As legislators and regulators across Europe – Brexit bit between their teeth – are poised for all sorts of eventualities, advisers can at least rest assured that change is the constant on which they can depend.
But in the midst of seemingly constant flux, it can become easy to bow to what is insisted upon and lose sight of that which is needed – which, in turn, can be to the detriment of the very people said change set out to serve.
I thought of this when I saw an interesting study recently, which found that one to five-year-olds showed stories such as Rupert the Bear wearing clothes led to less factual knowledge and reasoning. Scientists say books that portray animals realistically lead to more learning and “more accurate biological understanding”.

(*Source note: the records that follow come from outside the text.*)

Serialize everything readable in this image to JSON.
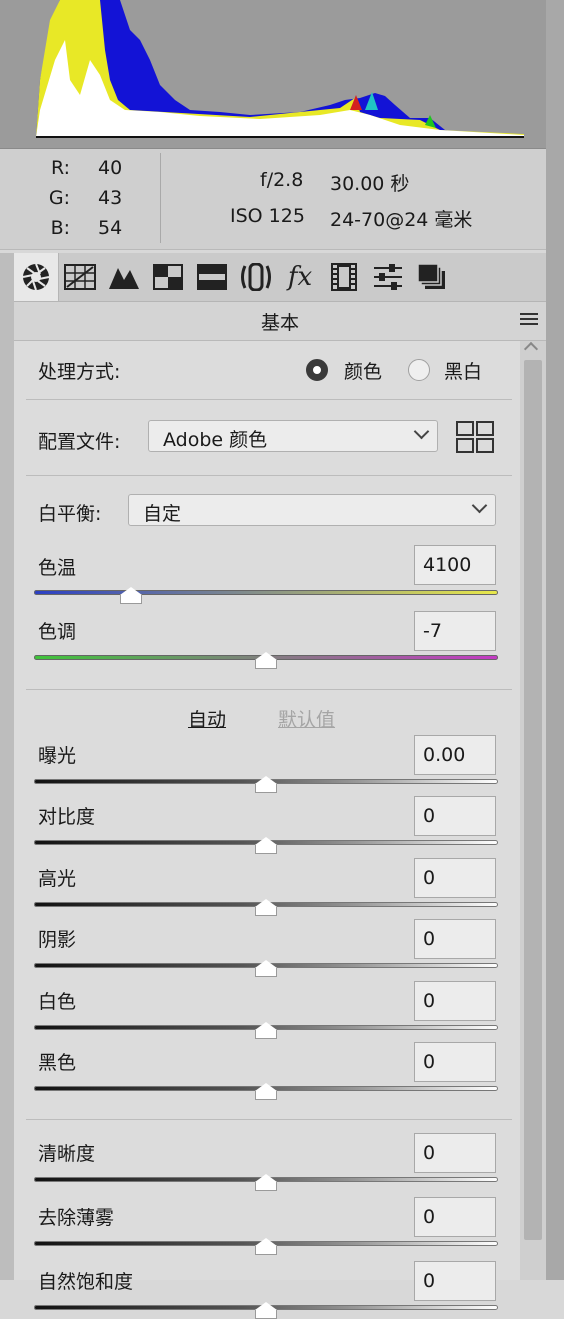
{
  "info": {
    "r_label": "R:",
    "r_value": "40",
    "g_label": "G:",
    "g_value": "43",
    "b_label": "B:",
    "b_value": "54",
    "aperture": "f/2.8",
    "shutter": "30.00 秒",
    "iso": "ISO 125",
    "lens": "24-70@24 毫米"
  },
  "toolbar": {
    "icons": [
      "aperture-icon",
      "grid-icon",
      "mountains-icon",
      "split-toning-icon",
      "split-rows-icon",
      "lens-icon",
      "fx-icon",
      "film-icon",
      "sliders-icon",
      "stack-icon"
    ]
  },
  "panel": {
    "title": "基本"
  },
  "treatment": {
    "label": "处理方式:",
    "color": "颜色",
    "bw": "黑白",
    "selected": "颜色"
  },
  "profile": {
    "label": "配置文件:",
    "value": "Adobe 颜色"
  },
  "white_balance": {
    "label": "白平衡:",
    "value": "自定"
  },
  "temp": {
    "label": "色温",
    "value": "4100",
    "position": 0.21
  },
  "tint": {
    "label": "色调",
    "value": "-7",
    "position": 0.5
  },
  "auto_label": "自动",
  "default_label": "默认值",
  "tone": [
    {
      "label": "曝光",
      "value": "0.00"
    },
    {
      "label": "对比度",
      "value": "0"
    },
    {
      "label": "高光",
      "value": "0"
    },
    {
      "label": "阴影",
      "value": "0"
    },
    {
      "label": "白色",
      "value": "0"
    },
    {
      "label": "黑色",
      "value": "0"
    }
  ],
  "presence": [
    {
      "label": "清晰度",
      "value": "0"
    },
    {
      "label": "去除薄雾",
      "value": "0"
    },
    {
      "label": "自然饱和度",
      "value": "0"
    }
  ],
  "colors": {
    "temp_gradient": [
      "#2b3fc4",
      "#e8e84a"
    ],
    "tint_gradient": [
      "#3fc43a",
      "#c43ac4"
    ]
  }
}
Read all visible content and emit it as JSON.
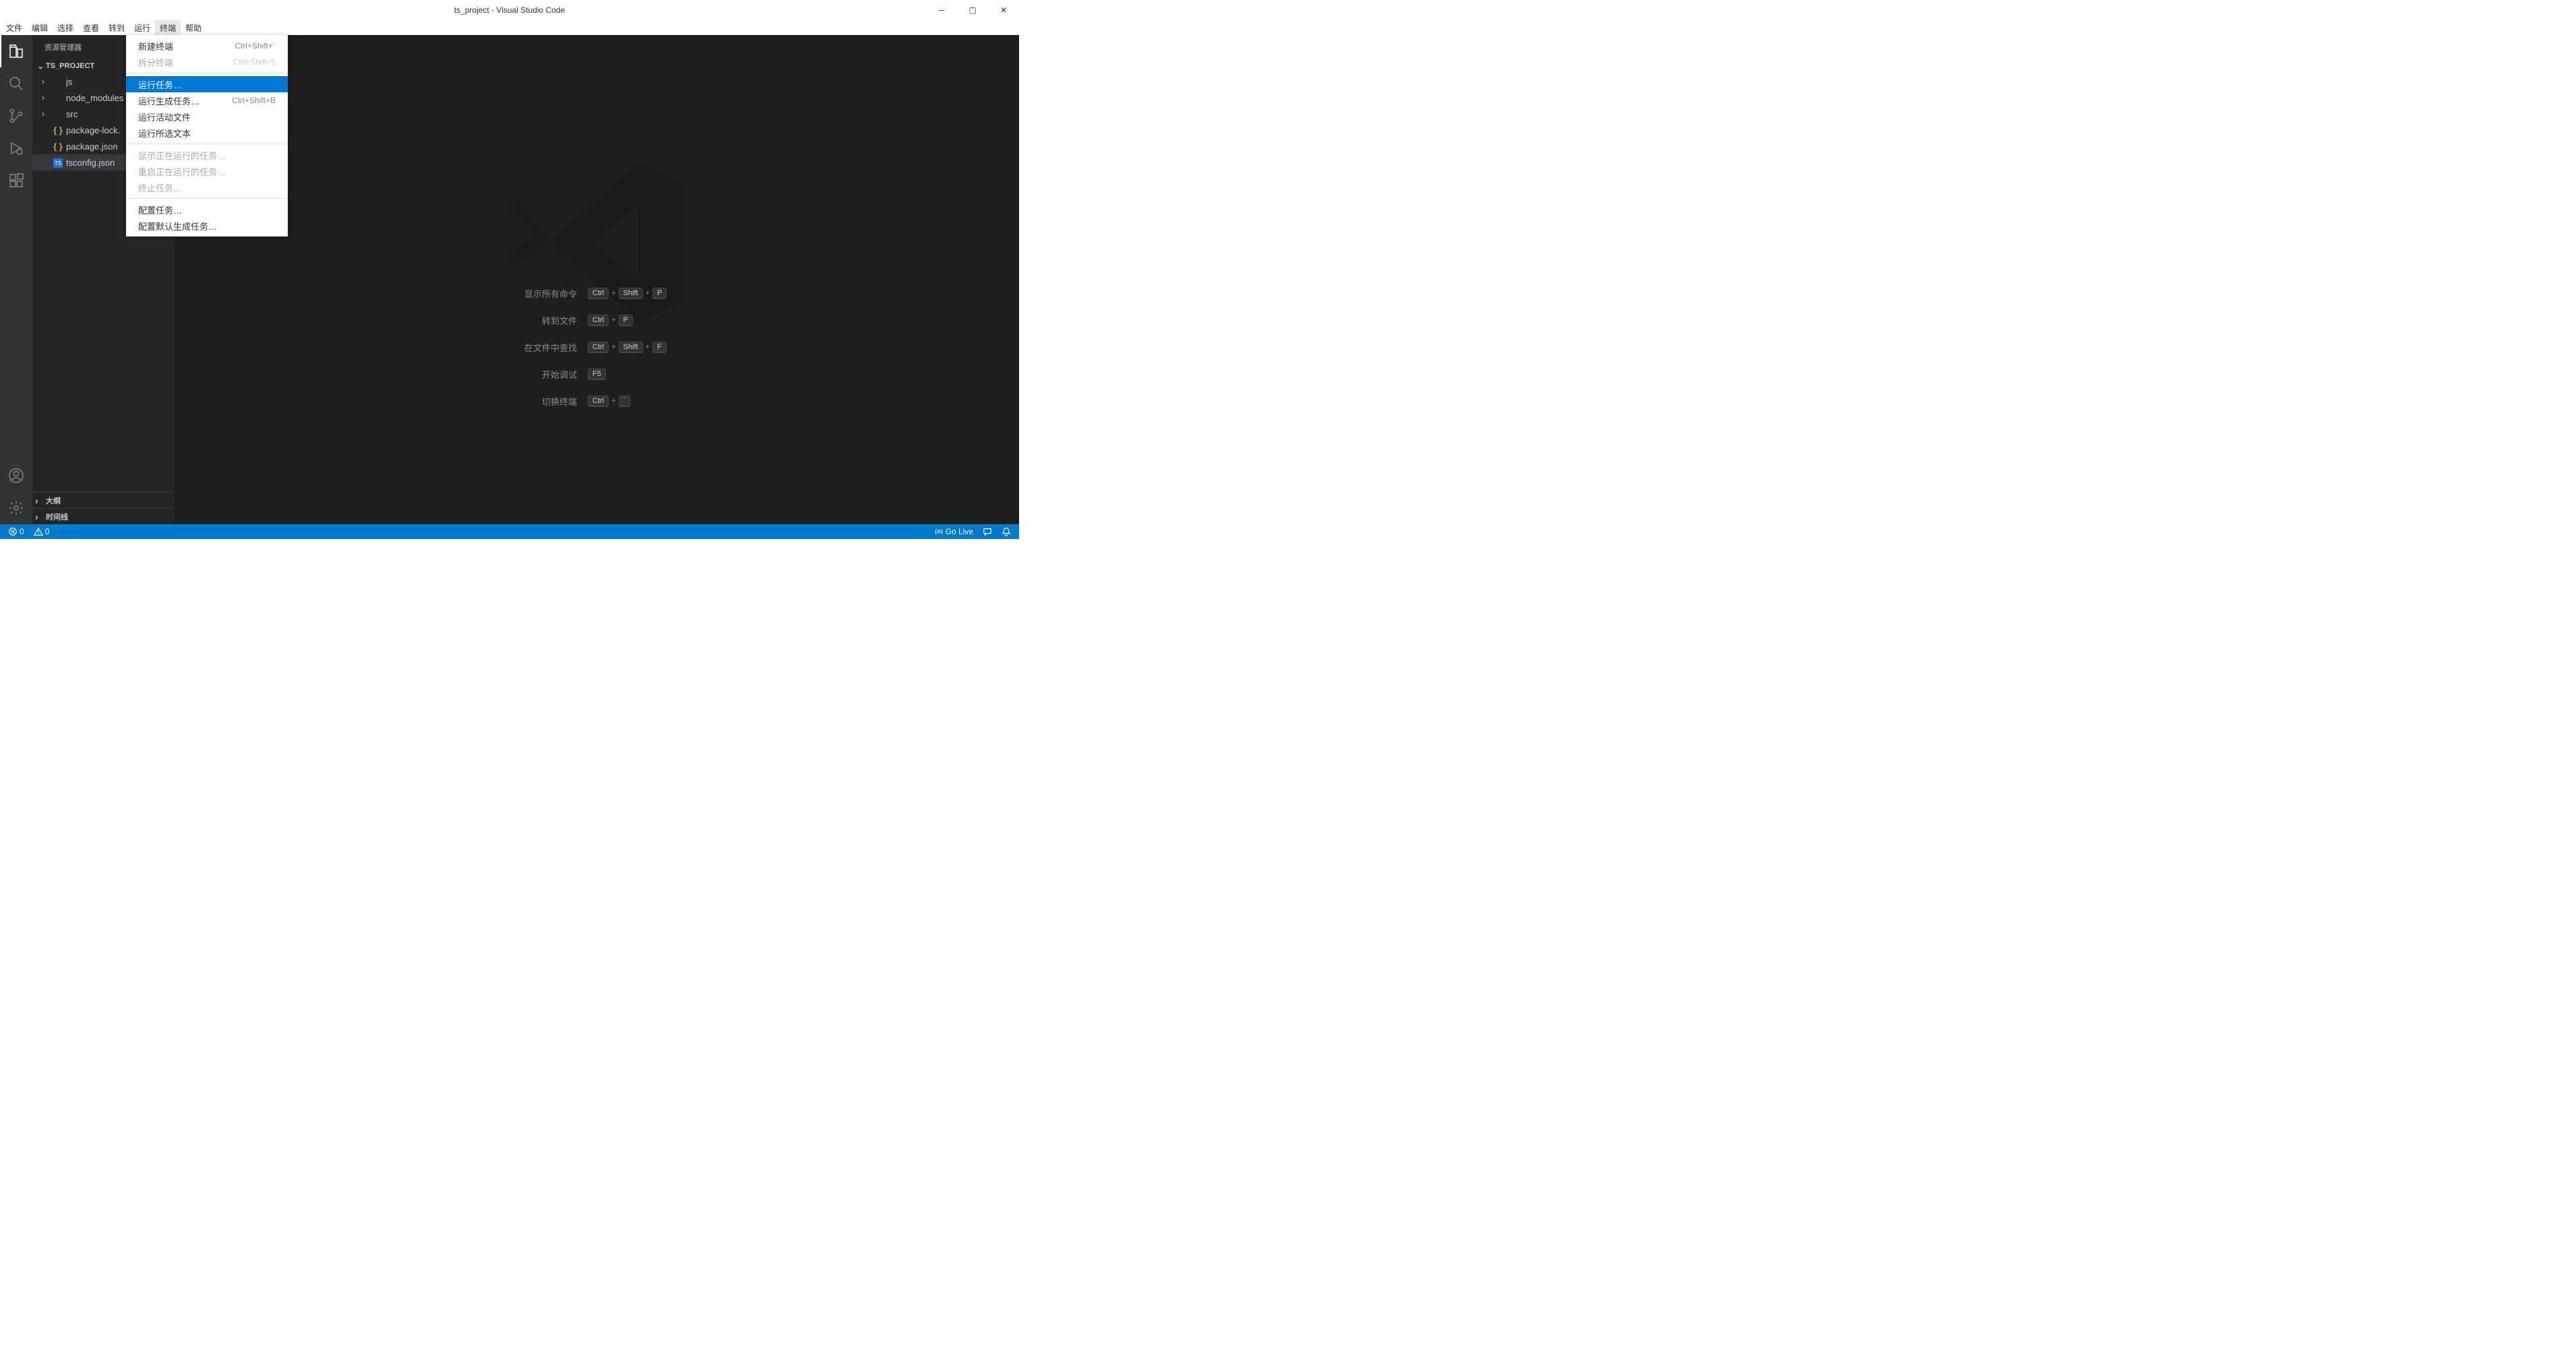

But greater accuracy alone may not add even a modicum of meaning. And without meaning, well, there is not much. Pursuit of factual excellence while ignoring the story (of consumers lives) in which these facts are played out will not lead to better outcomes for anyone. In order to connect powerfully and meaningfully we must insist on more than cold, hard facts, creating a story that clients can not only understand but also experience.
The poet and journalist George Sylvester Viereck charmed an interview out of an initially reluctant superstar physicist. He asked: “How do you account for your discoveries? Through intuition or inspiration?”
Albert Einstein replied: “Both. I sometimes feel I am right but do not know it. When two expeditions of scientists went to test my theory, I was convinced they would confirm my theory. I wasn’t surprised when the results confirmed my intuition but I would have been surprised had I been wrong. I’m enough of an artist to draw freely on my imagination, which I think is more important than knowledge. Knowledge is limited. Imagination encircles the world.”
Throughout our development as a species, we have relied on a blend of imagination and knowledge. Both are valuable. The Oxford English Dictionary states that imagination involves “forming a mental concept of what is not actually present to the senses”.
This is imperative in the intangible world of financial services.
Phil Wickenden is managing director at Cicero Research